"What happened last night was vintage Vince Fumo," said one long-time political observer. "Keep them in the dark until the last minute and spring it on them." He didn't have to remind me Kenney learned the art of politics from the once all-powerful, and later felonated, state senator.
Although he asked for an astronomical 3-cent-an-ounce tax on sugary beverages to fund "quality, affordable" pre-K, plus improvements mentioned above, what Kenney got was a tax cut in half, to 1.5 cents an ounce, but extended to snare diet soda. The tax pain would be lessened, but also broadened.
This was Kenney's first major mayoral initiative. All along he said he (and "the children," of course) couldn't afford to lose and also said there was no other way to fund it.
There were other ways, but he wasn't interested in them. He had picked a scapegoat, Big Soda, and he was going to shake them down "for the school children," just as alcohol by the glass and tobacco had been shaken down earlier.
First the city drives soda out of the public schools, then demands it pay to fund pre-K. That's chutzpah.
During the months-long fight, Kenney cavalierly told people, such as the poor on whom the repressive tax would fall the heaviest, they could avoid the tax by switching to diet soda.
Now they can't.

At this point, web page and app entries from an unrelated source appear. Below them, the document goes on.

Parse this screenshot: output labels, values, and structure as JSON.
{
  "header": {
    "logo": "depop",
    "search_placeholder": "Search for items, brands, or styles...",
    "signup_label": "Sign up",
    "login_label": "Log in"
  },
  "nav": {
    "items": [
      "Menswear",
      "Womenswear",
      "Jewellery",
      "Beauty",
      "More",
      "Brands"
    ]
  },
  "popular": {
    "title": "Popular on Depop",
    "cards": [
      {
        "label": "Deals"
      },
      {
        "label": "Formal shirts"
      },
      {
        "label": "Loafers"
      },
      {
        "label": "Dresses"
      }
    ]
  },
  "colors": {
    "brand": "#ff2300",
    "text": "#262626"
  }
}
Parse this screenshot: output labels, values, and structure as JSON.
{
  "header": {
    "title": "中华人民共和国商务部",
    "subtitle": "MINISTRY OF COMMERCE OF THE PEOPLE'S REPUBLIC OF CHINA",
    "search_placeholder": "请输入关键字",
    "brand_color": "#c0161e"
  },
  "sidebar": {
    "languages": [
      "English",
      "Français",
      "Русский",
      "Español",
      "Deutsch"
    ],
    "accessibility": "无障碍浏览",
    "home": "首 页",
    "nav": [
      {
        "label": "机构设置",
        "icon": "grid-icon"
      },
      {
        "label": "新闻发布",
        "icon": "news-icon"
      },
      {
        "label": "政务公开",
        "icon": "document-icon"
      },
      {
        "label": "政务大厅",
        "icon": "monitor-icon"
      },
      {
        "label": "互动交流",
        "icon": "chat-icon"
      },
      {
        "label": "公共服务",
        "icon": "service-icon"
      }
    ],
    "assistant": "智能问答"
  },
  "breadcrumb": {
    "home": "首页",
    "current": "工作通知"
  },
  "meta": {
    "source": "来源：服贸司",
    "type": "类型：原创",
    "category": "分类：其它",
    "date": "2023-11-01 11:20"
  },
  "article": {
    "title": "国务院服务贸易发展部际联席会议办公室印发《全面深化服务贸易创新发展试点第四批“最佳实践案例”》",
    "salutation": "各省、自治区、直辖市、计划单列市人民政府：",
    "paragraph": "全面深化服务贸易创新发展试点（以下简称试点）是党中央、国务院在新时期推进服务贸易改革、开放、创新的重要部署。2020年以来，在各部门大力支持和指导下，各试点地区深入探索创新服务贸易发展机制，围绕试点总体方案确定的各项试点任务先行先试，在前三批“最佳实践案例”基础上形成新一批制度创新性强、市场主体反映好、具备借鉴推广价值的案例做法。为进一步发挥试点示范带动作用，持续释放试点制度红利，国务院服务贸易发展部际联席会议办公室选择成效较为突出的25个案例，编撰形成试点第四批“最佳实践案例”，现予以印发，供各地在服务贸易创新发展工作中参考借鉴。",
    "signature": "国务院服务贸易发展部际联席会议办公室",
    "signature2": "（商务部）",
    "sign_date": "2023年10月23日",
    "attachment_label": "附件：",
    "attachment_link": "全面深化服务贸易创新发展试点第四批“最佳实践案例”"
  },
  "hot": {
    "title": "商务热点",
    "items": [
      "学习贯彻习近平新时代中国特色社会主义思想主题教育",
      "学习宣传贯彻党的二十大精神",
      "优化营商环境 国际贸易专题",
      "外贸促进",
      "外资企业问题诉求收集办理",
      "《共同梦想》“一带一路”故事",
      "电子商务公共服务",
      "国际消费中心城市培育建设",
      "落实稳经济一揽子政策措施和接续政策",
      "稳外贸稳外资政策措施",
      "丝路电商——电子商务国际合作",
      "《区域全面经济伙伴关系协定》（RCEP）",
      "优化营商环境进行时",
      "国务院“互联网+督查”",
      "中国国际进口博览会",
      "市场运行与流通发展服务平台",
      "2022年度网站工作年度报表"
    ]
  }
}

So Kenney won this round, but it was a decision, not a knockout, and his cornerman is telling him he's got a few cuts on his red face that may leave scars.
Do you think most on Council enjoy being played for fools by the administration withholding the diversion of money to the balance fund?
Despite being a creature of Council, Kenney did not show that body the respect it demands. He played bait-and-switch on them.
Not-so-coincidentally, one day later City Council President Darrell Clarke called for hearings this summer to examine the city's operating budget and its financial health. In yo' face, Mr. Mayor.
Early on, Kenney felt he had nine votes for his insanely excessive 3-cent-per-ounce tax on sugary drinks, but that got derailed as often happens in politics. He might have had promises that melted in the face of consumer resistance.
A David Binder Research poll done last week showed only 38 percent of Philadelphians favor the 3-cent-an-ounce tax.
The reduction of the tax from 3 cents to 1.5 cents apparently gave him the votes he needed. Philadelphia now is poised to become the first major city to tax soda. It's been tried some 30 times before, but only tiny, wealthy, left-wing Berkeley, Cal., passed one, at only 1 percent. If the bill passes on Thursday, Philly will best Berkeley by 50 percent. We're No. 1. Take a bow.
Right up to the end, there was confusion as to which way Council would go, pondering the administration's 3-cent-an-ounce tax termed "ridiculous" by Clarke, who circulated 10 other options for coming up with the money.
On Tuesday, one day before the Council meeting, Councilwoman Cindy Bass sprung a proposal to increase the city real estate tax by nearly 7 percent over five years.
Before you could say whaaat?, it was withdrawn. I mean, about an hour later Bass yanked it, saying Kenney had the necessary nine of 17 votes.
And so he did on Wednesday.
Will he have the same nine on Thursday?
Probably, but it's conceivable he could lose some votes to teach him a lesson about disrespecting his former colleagues.